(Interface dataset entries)

○ ○ ○ ○ ○ ○ ○

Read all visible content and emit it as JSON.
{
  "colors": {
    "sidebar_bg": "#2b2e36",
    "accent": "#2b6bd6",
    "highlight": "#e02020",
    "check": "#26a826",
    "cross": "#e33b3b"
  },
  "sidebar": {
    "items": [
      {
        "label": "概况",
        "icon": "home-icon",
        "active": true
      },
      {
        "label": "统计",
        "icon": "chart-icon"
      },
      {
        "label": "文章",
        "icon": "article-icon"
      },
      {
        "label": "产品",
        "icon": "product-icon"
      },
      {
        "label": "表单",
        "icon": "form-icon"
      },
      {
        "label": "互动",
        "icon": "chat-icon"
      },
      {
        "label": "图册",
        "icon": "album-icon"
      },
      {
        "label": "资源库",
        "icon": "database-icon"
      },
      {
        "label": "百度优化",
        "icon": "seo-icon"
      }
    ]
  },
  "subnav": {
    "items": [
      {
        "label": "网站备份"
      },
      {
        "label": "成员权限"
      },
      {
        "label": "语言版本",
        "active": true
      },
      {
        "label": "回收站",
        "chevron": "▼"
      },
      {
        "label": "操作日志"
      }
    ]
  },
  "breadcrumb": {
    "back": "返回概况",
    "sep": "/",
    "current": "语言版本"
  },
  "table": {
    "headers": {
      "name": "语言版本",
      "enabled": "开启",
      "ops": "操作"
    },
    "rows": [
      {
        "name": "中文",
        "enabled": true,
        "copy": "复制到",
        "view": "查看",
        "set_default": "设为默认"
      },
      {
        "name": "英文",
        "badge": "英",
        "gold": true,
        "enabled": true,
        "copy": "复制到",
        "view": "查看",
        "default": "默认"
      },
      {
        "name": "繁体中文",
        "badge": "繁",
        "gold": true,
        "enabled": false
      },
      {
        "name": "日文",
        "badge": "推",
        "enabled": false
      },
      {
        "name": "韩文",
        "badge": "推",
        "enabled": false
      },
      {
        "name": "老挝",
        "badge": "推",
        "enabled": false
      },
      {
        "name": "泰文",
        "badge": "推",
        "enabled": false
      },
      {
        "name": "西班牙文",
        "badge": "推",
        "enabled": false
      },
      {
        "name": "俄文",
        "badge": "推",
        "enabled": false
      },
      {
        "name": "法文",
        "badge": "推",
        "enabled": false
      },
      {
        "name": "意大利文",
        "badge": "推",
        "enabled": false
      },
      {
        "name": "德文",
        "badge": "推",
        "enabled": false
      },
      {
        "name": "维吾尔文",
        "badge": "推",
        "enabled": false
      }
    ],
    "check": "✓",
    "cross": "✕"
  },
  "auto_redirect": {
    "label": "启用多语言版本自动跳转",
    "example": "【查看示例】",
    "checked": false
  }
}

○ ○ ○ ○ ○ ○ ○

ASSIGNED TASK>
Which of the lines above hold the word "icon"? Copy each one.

OUTPUT BELOW>
        "icon": "home-icon",
        "icon": "chart-icon"
        "icon": "article-icon"
        "icon": "product-icon"
        "icon": "form-icon"
        "icon": "chat-icon"
        "icon": "album-icon"
        "icon": "database-icon"
        "icon": "seo-icon"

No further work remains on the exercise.